**Activity**
Each line that includes "Nodes" must be copied from the records.

———

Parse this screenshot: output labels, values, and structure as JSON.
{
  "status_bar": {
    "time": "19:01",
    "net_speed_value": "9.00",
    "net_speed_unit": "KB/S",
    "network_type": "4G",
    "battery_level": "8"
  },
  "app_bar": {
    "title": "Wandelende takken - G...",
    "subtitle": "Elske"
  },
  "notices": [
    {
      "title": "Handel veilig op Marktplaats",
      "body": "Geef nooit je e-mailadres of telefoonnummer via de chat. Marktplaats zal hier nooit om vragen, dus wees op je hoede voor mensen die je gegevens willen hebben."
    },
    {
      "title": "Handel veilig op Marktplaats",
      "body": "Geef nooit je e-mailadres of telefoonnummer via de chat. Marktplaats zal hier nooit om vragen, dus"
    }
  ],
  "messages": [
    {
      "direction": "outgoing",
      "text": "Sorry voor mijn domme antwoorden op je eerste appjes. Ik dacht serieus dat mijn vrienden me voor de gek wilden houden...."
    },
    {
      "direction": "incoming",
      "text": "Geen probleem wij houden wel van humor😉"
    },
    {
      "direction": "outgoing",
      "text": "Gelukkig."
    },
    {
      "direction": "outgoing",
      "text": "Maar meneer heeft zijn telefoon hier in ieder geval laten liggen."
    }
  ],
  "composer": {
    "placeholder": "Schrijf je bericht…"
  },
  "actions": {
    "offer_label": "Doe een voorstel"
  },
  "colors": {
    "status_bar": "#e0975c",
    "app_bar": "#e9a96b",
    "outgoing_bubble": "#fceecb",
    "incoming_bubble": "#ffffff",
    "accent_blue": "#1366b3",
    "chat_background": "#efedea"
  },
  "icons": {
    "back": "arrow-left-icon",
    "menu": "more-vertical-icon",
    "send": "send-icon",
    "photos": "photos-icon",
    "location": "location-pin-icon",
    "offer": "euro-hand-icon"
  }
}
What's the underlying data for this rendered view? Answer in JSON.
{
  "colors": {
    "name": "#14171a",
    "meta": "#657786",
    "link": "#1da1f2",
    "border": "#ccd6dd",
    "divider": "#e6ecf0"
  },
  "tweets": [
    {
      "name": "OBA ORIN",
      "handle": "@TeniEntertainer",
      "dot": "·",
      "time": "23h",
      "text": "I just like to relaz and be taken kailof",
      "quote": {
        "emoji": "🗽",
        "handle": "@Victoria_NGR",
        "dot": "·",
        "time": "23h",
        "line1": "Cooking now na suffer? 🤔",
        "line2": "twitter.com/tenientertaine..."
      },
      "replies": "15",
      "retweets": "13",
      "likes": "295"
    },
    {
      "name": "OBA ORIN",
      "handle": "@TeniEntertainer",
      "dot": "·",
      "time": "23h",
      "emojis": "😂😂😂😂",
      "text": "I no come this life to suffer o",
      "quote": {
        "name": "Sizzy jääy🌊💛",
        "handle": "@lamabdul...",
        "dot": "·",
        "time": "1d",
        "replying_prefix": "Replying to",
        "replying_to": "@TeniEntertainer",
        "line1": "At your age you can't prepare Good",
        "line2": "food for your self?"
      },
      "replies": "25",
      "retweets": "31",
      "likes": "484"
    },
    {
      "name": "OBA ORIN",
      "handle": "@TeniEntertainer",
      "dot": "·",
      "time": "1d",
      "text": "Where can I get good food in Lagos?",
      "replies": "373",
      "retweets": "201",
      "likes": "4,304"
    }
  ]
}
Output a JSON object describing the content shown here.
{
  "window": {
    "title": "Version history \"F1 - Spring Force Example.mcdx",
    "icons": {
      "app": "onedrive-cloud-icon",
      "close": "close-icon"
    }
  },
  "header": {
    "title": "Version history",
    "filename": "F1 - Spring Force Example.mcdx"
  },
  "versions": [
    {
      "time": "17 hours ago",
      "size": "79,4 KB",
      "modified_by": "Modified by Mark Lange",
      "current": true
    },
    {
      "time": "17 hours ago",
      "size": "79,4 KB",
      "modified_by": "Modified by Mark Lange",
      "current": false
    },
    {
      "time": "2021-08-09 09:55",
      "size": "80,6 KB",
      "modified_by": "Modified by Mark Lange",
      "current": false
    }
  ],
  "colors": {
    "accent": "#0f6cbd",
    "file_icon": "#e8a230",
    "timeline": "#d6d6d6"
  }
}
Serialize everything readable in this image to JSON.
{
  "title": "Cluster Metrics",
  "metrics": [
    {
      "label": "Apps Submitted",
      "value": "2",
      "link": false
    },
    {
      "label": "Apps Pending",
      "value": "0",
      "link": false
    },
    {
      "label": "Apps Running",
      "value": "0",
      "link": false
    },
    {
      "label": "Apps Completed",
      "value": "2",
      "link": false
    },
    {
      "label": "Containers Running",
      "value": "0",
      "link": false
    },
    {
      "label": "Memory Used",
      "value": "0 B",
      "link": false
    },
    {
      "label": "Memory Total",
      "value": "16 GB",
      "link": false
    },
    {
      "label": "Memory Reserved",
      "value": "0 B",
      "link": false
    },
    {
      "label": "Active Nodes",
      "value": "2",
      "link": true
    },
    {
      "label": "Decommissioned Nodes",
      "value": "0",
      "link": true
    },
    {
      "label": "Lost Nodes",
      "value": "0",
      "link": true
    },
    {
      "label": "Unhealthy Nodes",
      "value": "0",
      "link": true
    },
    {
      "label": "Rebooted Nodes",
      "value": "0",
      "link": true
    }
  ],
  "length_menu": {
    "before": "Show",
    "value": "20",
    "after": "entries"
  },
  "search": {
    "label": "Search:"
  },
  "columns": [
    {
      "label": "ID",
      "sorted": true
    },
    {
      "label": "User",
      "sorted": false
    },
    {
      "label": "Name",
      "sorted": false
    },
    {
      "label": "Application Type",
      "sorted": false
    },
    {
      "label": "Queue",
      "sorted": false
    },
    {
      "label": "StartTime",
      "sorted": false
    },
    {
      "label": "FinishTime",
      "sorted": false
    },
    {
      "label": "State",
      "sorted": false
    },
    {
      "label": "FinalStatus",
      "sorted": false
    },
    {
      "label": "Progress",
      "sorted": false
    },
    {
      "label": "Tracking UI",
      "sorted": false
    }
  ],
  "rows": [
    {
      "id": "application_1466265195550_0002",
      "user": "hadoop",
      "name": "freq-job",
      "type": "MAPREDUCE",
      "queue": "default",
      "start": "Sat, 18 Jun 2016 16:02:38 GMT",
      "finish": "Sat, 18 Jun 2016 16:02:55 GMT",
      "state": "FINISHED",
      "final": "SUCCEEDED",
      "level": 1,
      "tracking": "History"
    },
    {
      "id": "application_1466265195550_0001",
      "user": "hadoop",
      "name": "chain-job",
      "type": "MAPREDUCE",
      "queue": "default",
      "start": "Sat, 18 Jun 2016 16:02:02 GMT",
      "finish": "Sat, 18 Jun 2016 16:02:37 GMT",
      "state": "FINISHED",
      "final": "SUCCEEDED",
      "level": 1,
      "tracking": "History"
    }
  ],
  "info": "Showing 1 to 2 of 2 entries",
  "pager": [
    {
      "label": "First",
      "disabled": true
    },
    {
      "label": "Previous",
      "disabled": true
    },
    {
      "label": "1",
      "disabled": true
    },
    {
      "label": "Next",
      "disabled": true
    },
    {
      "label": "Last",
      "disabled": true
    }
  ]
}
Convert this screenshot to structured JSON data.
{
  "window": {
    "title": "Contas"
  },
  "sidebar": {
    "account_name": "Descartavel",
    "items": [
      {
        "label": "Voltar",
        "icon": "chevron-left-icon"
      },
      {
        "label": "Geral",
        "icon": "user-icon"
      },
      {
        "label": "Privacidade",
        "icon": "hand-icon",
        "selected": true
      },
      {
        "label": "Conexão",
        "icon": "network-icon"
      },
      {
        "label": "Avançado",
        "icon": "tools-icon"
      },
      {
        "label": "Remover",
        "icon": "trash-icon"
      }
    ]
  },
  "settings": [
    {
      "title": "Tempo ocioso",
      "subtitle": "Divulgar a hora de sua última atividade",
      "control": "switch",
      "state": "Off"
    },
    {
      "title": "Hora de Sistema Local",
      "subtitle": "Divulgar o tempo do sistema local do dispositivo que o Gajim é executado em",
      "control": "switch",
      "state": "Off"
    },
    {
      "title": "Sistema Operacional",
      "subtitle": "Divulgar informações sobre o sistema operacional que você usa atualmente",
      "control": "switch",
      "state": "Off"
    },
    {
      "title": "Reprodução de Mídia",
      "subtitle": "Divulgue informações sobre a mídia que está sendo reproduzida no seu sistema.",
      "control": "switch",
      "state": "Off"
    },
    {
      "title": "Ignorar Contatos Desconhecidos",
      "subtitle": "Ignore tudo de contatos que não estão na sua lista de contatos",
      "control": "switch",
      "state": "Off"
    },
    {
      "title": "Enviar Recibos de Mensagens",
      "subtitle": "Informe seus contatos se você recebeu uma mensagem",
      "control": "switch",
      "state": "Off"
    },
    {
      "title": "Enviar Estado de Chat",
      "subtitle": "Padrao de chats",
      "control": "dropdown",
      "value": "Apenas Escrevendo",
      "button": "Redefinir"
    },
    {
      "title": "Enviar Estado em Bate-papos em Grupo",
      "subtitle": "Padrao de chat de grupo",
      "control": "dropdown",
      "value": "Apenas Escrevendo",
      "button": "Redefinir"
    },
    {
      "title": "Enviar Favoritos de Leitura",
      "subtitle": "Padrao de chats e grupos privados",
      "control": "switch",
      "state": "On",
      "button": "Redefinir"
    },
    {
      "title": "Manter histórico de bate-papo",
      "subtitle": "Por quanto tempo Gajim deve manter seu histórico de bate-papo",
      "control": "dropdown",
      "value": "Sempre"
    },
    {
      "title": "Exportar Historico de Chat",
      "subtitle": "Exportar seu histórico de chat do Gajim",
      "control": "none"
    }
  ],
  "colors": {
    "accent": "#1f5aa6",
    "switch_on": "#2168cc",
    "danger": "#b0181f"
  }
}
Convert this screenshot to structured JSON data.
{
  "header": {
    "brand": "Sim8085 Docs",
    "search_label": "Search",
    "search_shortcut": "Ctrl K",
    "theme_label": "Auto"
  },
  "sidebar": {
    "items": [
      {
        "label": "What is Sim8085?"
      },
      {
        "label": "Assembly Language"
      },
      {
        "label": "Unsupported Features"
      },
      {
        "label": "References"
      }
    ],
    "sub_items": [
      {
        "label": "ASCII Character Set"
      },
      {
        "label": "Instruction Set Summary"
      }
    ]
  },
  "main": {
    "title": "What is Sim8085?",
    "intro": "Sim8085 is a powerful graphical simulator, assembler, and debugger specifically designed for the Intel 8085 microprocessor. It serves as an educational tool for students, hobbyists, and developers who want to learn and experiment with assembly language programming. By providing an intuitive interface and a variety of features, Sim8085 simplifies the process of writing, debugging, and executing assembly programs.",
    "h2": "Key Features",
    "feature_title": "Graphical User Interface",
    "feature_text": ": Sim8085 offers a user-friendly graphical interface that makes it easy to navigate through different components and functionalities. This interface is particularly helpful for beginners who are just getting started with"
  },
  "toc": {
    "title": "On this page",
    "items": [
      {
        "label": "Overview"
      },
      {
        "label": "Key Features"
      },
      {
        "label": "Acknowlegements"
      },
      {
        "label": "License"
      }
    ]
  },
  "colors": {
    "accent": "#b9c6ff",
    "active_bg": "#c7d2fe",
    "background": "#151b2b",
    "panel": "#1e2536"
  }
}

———

**Written response**
      "label": "Active Nodes",
      "label": "Decommissioned Nodes",
      "label": "Lost Nodes",
      "label": "Unhealthy Nodes",
      "label": "Rebooted Nodes",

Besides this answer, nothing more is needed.